February 17th was National Random Acts of Kindness Day, but you don’t need a special occasion to find ways to make other people’s days better! For college students with low budgets and limited resources, a kind gesture can seem like a daunting task to perform. Fortunately, with some help from Pinterest, a little creativity and a genuine desire to make people around you happy, anyone can complete a random act of kindness. While trying to accomplish my February goal of doing one random act of kindness a day, I have compiled a list of eight of my favorite “good deeds” I have attempted so far that any college student can easily pull off.
1. Pay it forward. What I love about paying it forward is that it can be as expensive or inexpensive as you’d like. Paying for someone’s order at places like Starbucks rarely costs more than five to ten dollars, but can make someone’s entire day!
2. Leave kind notes in unexpected places. As long as you have a paper and pen (what college student doesn’t?), this act of kindness is free and totally open to interpretation. You can write anything positive, ranging from inspirational quotes to simply telling someone that you hope they have a great day. Another great part of this is that you have thousands of different places to choose from to leave notes: on tables at restaurants, on cars, in books at the library, taped to bathroom mirrors- you name it! Sometimes all people need is a small reminder to smile and that they matter.
3. Treat yoself… and your neighbors. To me, there is nothing better than living on a dorm floor where everyone is one big family. A simple way to show your floormates how much you care about them is by leaving candy or snacks in the common room or kitchen! Who doesn’t love free food? Another option is leaving small things at everyone’s door around the holidays to get everyone in the spirit.
4. Have people “take what they need”. Just like #2, if you have a sheet of paper and a pen, you have everything you need to make a “Take What You Need” flyer. This is simply a paper labeled “Take What You Need” with the bottom of it cut into slips people can rip off saying things like “hope” and “motivation.”
5. Sit with someone who’s alone or offer a seat to someone who needs it. The atmosphere of college dining halls definitely pales in comparison to the intimidation factor we all remember from high school cafeterias, but everyone appreciates seeing a familiar face at dinner. If you see a classmate eating alone and they aren’t preoccupied with a computer or homework, go up to them and chat! It can make a boring meal that much better for them.
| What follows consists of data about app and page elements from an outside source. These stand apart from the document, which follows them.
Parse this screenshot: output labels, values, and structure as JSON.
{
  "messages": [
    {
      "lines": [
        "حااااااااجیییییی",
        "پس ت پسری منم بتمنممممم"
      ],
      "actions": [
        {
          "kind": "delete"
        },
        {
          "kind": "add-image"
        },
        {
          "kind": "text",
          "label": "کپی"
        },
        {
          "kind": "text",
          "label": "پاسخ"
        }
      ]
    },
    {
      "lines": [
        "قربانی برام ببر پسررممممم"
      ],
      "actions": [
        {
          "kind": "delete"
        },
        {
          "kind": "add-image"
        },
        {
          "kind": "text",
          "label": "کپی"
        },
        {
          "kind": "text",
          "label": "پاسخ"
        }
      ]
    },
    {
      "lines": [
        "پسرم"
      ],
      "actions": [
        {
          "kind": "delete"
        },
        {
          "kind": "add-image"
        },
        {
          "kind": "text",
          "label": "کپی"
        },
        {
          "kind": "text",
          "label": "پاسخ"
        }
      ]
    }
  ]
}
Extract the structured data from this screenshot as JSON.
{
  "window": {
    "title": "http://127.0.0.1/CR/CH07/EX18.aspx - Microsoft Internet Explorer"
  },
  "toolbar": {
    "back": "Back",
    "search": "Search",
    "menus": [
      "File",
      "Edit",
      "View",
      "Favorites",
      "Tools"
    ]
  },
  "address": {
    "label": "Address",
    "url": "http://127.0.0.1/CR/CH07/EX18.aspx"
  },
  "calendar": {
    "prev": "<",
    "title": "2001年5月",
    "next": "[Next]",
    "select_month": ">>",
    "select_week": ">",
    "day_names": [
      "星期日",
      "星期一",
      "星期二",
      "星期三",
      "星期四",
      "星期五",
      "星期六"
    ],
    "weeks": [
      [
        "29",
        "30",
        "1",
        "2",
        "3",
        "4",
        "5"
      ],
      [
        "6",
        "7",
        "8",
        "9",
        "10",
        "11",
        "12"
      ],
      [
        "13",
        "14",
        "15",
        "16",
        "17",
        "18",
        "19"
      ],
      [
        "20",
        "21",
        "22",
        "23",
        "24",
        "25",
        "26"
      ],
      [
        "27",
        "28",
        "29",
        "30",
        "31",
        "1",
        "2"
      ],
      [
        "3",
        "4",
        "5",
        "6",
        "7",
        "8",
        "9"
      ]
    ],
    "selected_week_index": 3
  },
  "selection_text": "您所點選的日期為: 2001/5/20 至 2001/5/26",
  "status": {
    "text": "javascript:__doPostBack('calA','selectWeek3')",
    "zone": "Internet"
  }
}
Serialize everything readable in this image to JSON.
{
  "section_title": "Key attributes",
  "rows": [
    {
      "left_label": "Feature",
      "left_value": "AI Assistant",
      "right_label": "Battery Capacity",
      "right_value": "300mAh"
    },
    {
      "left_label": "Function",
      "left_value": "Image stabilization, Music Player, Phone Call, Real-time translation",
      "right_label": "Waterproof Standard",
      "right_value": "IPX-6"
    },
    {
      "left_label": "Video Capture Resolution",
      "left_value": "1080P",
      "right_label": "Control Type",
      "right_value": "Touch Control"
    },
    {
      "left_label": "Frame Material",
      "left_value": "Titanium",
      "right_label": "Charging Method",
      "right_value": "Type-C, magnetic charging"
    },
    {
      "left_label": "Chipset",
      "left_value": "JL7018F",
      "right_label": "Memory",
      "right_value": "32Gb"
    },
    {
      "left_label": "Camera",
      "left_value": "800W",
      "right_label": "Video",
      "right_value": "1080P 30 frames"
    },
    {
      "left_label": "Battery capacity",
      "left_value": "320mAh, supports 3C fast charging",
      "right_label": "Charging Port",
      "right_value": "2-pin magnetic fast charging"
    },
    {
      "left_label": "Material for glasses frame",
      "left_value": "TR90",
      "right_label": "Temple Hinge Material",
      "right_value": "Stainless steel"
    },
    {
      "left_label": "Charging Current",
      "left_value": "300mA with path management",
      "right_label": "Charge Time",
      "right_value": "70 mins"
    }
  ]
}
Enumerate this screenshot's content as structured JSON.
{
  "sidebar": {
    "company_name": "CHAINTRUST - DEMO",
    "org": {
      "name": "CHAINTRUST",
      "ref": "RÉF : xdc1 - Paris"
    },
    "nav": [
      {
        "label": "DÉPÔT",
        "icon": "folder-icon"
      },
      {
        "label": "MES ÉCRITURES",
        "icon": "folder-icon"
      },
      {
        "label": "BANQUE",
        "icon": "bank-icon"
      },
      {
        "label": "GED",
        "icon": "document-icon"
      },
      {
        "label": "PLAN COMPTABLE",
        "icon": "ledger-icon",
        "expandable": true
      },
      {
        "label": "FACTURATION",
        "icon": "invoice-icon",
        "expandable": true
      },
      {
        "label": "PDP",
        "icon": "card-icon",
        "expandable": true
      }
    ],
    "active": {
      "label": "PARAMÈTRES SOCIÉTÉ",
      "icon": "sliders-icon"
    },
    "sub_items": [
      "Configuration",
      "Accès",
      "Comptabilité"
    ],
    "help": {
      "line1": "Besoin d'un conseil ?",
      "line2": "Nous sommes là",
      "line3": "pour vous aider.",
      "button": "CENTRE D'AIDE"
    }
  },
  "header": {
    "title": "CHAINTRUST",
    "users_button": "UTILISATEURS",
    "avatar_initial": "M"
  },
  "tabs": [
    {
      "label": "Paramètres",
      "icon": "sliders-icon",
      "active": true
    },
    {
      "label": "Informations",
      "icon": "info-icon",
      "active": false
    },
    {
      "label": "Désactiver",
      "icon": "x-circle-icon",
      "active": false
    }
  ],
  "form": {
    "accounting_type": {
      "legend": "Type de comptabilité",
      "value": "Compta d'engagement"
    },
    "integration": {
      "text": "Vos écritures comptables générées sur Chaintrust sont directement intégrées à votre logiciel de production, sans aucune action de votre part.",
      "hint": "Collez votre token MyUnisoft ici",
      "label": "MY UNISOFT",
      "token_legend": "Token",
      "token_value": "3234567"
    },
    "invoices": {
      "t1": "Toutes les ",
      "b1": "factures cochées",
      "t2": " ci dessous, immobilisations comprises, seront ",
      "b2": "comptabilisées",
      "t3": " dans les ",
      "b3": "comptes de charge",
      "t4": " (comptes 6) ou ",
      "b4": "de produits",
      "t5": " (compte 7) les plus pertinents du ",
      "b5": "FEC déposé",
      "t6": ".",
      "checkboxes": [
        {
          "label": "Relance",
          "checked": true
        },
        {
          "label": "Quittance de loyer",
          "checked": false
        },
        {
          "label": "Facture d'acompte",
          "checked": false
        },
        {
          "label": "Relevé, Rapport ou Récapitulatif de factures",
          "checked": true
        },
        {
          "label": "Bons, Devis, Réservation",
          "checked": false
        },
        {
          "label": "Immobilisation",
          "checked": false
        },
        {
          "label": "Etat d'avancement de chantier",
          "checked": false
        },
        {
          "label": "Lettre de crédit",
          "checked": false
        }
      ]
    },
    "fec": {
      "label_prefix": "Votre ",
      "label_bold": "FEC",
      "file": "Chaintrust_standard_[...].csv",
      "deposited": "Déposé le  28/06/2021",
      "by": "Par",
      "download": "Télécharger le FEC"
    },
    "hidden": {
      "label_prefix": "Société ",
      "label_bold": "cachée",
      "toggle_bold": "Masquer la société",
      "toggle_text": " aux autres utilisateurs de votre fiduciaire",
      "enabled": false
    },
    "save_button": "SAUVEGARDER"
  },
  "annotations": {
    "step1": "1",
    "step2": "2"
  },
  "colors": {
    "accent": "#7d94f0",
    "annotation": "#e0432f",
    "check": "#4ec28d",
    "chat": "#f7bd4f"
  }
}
Another similar act is offering seats to people. I was sitting at a crowded coffee shop and saw that two girls had nowhere to sit and eat it so I invited them to eat at my table with me. After chatting with them, I found out one of them went to highschool with me and it was exciting getting to talk with someone who has a background similar to mine. You never know what can happen or who you’ll meet just from doing one kind gesture.
6. Give people recognition. Dale Carnegie, the author of How to Make Friends and Influence People, observed that “the royal road to a man’s heart is to talk about the things he treasures most.” Seeing and appreciating people’s talents and work is simple, and the ripple effect it produces is huge. Live with your eyes peeled for what makes the people around you great and have an attitude that you can learn and appreciate at least one thing about every person you encounter.
The girl who sits near you in class takes time every morning to do her makeup perfectly? Tell her how great it looks! A guy the floor below you is great at playing guitar? Let him know the next time you pass his room! This small exchange of words may seem like nothing to you, but saying kind words to someone about something they love can become part of the foundation of their confidence.
7. Be a substitute significant other. This idea is inspired by this past Valentine’s Day. Most college students have experienced the uncertainty that can come with dating in college and because of this, I always advise having a strong support system of best friends. If you know one of your friends is having boy problems or is lonely, anything as simple as giving them flowers or their favorite candy can remind them just how loved they are. There is never a bad time to make your best friends feel appreciated.
8. Snail mail. I am a huge advocate for written sentiments. Of course texts and and tagging your friends in Facebook posts can make them smile, but there’s no feeling quite like opening your mailbox and seeing a card. Letters are a great way to keep in touch with friends from home or even to make people you don’t know as well happy. Once, instead of doing a “Like for a honest DM” post, I tweeted that people could DM me their address and I would send them a card. That night I sent out nearly forty cards and it was really cool seeing how excited people were when they saw them. As a bonus, add little items to the letter like candy, confetti or coloring pages from stress relief coloring books.
I hope that these ideas serve as a basis for finding random acts of kindness for you to commit in your everyday life and that making others smile brings you joy. Always choose kindness!